Leave the pictures out while you restate every entry below word for word.

# DATA
::::::::::
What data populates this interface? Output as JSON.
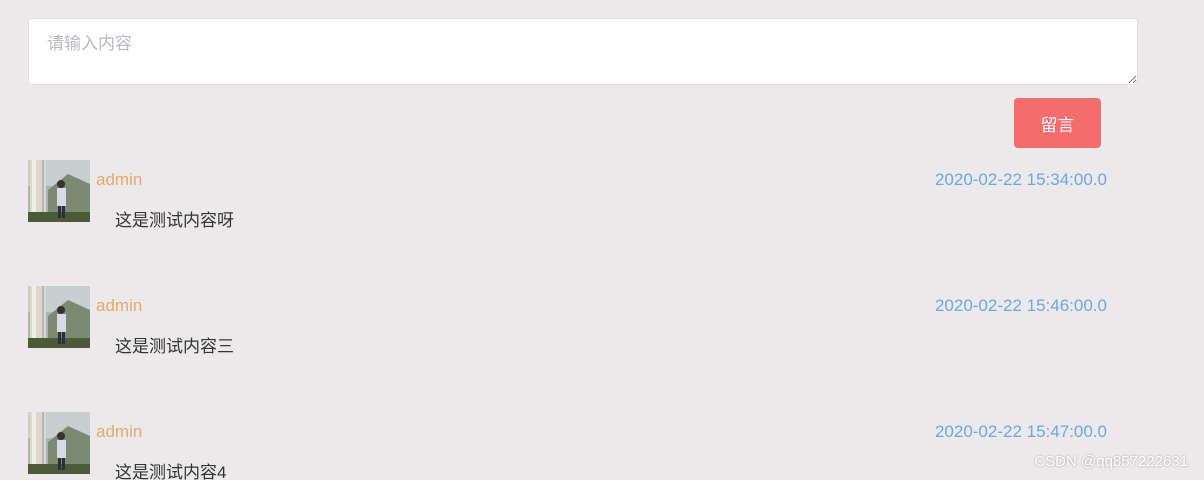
{
  "form": {
    "input_placeholder": "请输入内容",
    "input_value": "",
    "submit_label": "留言"
  },
  "comments": [
    {
      "username": "admin",
      "timestamp": "2020-02-22 15:34:00.0",
      "content": "这是测试内容呀"
    },
    {
      "username": "admin",
      "timestamp": "2020-02-22 15:46:00.0",
      "content": "这是测试内容三"
    },
    {
      "username": "admin",
      "timestamp": "2020-02-22 15:47:00.0",
      "content": "这是测试内容4"
    }
  ],
  "colors": {
    "background": "#ece9ea",
    "button": "#f56c6c",
    "username": "#e2a96e",
    "timestamp": "#6aa7e3"
  },
  "watermark": "CSDN @qq857222631"
}
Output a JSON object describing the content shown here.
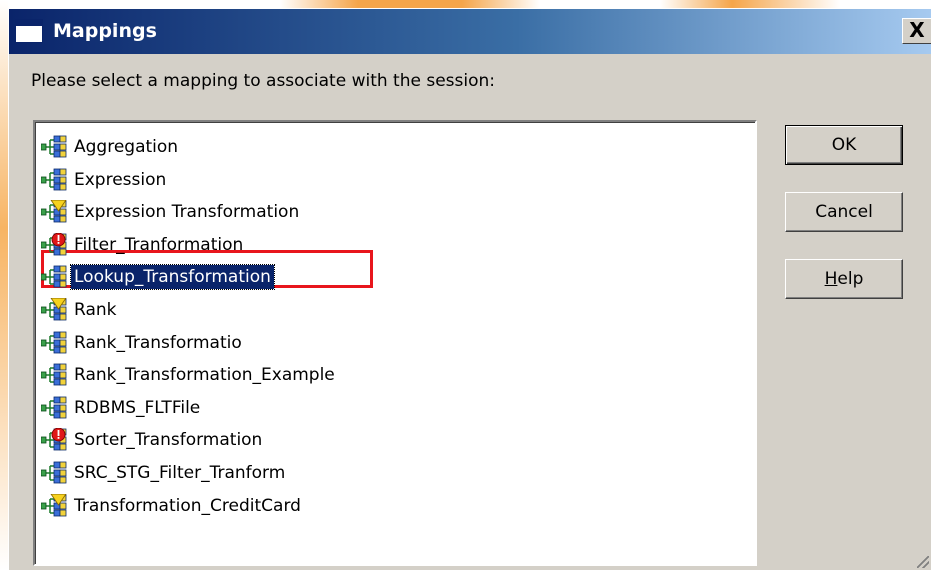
{
  "dialog": {
    "title": "Mappings",
    "close_label": "X",
    "prompt": "Please select a mapping to associate with the session:"
  },
  "mappings": [
    {
      "label": "Aggregation",
      "status": "valid",
      "icon": "mapping-icon"
    },
    {
      "label": "Expression",
      "status": "valid",
      "icon": "mapping-icon"
    },
    {
      "label": "Expression Transformation",
      "status": "warning",
      "icon": "mapping-warning-icon"
    },
    {
      "label": "Filter_Tranformation",
      "status": "invalid",
      "icon": "mapping-error-icon"
    },
    {
      "label": "Lookup_Transformation",
      "status": "valid",
      "icon": "mapping-icon",
      "selected": true
    },
    {
      "label": "Rank",
      "status": "warning",
      "icon": "mapping-warning-icon"
    },
    {
      "label": "Rank_Transformatio",
      "status": "valid",
      "icon": "mapping-icon"
    },
    {
      "label": "Rank_Transformation_Example",
      "status": "valid",
      "icon": "mapping-icon"
    },
    {
      "label": "RDBMS_FLTFile",
      "status": "valid",
      "icon": "mapping-icon"
    },
    {
      "label": "Sorter_Transformation",
      "status": "invalid",
      "icon": "mapping-error-icon"
    },
    {
      "label": "SRC_STG_Filter_Tranform",
      "status": "valid",
      "icon": "mapping-icon"
    },
    {
      "label": "Transformation_CreditCard",
      "status": "warning",
      "icon": "mapping-warning-icon"
    }
  ],
  "buttons": {
    "ok": "OK",
    "cancel": "Cancel",
    "help_mnemonic": "H",
    "help_rest": "elp"
  },
  "colors": {
    "selection": "#0a246a",
    "highlight_box": "#e8161c",
    "dialog_face": "#d4d0c8"
  }
}
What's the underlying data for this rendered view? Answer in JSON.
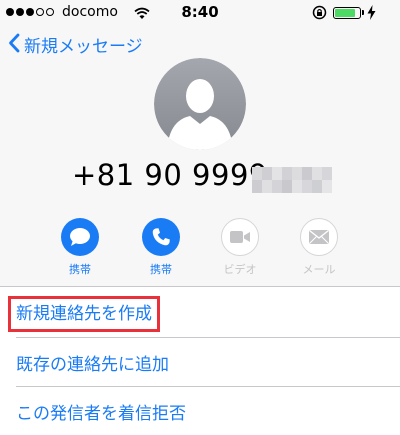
{
  "status_bar": {
    "carrier": "docomo",
    "time": "8:40",
    "signal_bars_filled": 3,
    "signal_bars_total": 5,
    "battery_level": 0.85,
    "battery_color": "#4cd964"
  },
  "nav": {
    "back_label": "新規メッセージ",
    "accent_color": "#1a7cf5"
  },
  "contact": {
    "phone_number": "+81 90 9999",
    "avatar_icon": "person-silhouette-icon"
  },
  "actions": [
    {
      "label": "携帯",
      "icon": "message-bubble-icon",
      "enabled": true
    },
    {
      "label": "携帯",
      "icon": "phone-icon",
      "enabled": true
    },
    {
      "label": "ビデオ",
      "icon": "video-camera-icon",
      "enabled": false
    },
    {
      "label": "メール",
      "icon": "mail-icon",
      "enabled": false
    }
  ],
  "list": {
    "items": [
      {
        "label": "新規連絡先を作成",
        "highlighted": true
      },
      {
        "label": "既存の連絡先に追加"
      },
      {
        "label": "この発信者を着信拒否"
      }
    ],
    "highlight_color": "#e8313a"
  }
}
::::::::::
# SOLUTION FOR THIS PROBLEM
What data populates this interface? Output as JSON.
{
  "form": {
    "input_placeholder": "请输入内容",
    "input_value": "",
    "submit_label": "留言"
  },
  "comments": [
    {
      "username": "admin",
      "timestamp": "2020-02-22 15:34:00.0",
      "content": "这是测试内容呀"
    },
    {
      "username": "admin",
      "timestamp": "2020-02-22 15:46:00.0",
      "content": "这是测试内容三"
    },
    {
      "username": "admin",
      "timestamp": "2020-02-22 15:47:00.0",
      "content": "这是测试内容4"
    }
  ],
  "colors": {
    "background": "#ece9ea",
    "button": "#f56c6c",
    "username": "#e2a96e",
    "timestamp": "#6aa7e3"
  },
  "watermark": "CSDN @qq857222631"
}
Output a JSON object describing the content shown here.
{
  "dialog": {
    "title": "Mappings",
    "close_label": "X",
    "prompt": "Please select a mapping to associate with the session:"
  },
  "mappings": [
    {
      "label": "Aggregation",
      "status": "valid",
      "icon": "mapping-icon"
    },
    {
      "label": "Expression",
      "status": "valid",
      "icon": "mapping-icon"
    },
    {
      "label": "Expression Transformation",
      "status": "warning",
      "icon": "mapping-warning-icon"
    },
    {
      "label": "Filter_Tranformation",
      "status": "invalid",
      "icon": "mapping-error-icon"
    },
    {
      "label": "Lookup_Transformation",
      "status": "valid",
      "icon": "mapping-icon",
      "selected": true
    },
    {
      "label": "Rank",
      "status": "warning",
      "icon": "mapping-warning-icon"
    },
    {
      "label": "Rank_Transformatio",
      "status": "valid",
      "icon": "mapping-icon"
    },
    {
      "label": "Rank_Transformation_Example",
      "status": "valid",
      "icon": "mapping-icon"
    },
    {
      "label": "RDBMS_FLTFile",
      "status": "valid",
      "icon": "mapping-icon"
    },
    {
      "label": "Sorter_Transformation",
      "status": "invalid",
      "icon": "mapping-error-icon"
    },
    {
      "label": "SRC_STG_Filter_Tranform",
      "status": "valid",
      "icon": "mapping-icon"
    },
    {
      "label": "Transformation_CreditCard",
      "status": "warning",
      "icon": "mapping-warning-icon"
    }
  ],
  "buttons": {
    "ok": "OK",
    "cancel": "Cancel",
    "help_mnemonic": "H",
    "help_rest": "elp"
  },
  "colors": {
    "selection": "#0a246a",
    "highlight_box": "#e8161c",
    "dialog_face": "#d4d0c8"
  }
}
What's the underlying data for this rendered view? Answer in JSON.
{
  "status_bar": {
    "carrier": "docomo",
    "time": "8:40",
    "signal_bars_filled": 3,
    "signal_bars_total": 5,
    "battery_level": 0.85,
    "battery_color": "#4cd964"
  },
  "nav": {
    "back_label": "新規メッセージ",
    "accent_color": "#1a7cf5"
  },
  "contact": {
    "phone_number": "+81 90 9999",
    "avatar_icon": "person-silhouette-icon"
  },
  "actions": [
    {
      "label": "携帯",
      "icon": "message-bubble-icon",
      "enabled": true
    },
    {
      "label": "携帯",
      "icon": "phone-icon",
      "enabled": true
    },
    {
      "label": "ビデオ",
      "icon": "video-camera-icon",
      "enabled": false
    },
    {
      "label": "メール",
      "icon": "mail-icon",
      "enabled": false
    }
  ],
  "list": {
    "items": [
      {
        "label": "新規連絡先を作成",
        "highlighted": true
      },
      {
        "label": "既存の連絡先に追加"
      },
      {
        "label": "この発信者を着信拒否"
      }
    ],
    "highlight_color": "#e8313a"
  }
}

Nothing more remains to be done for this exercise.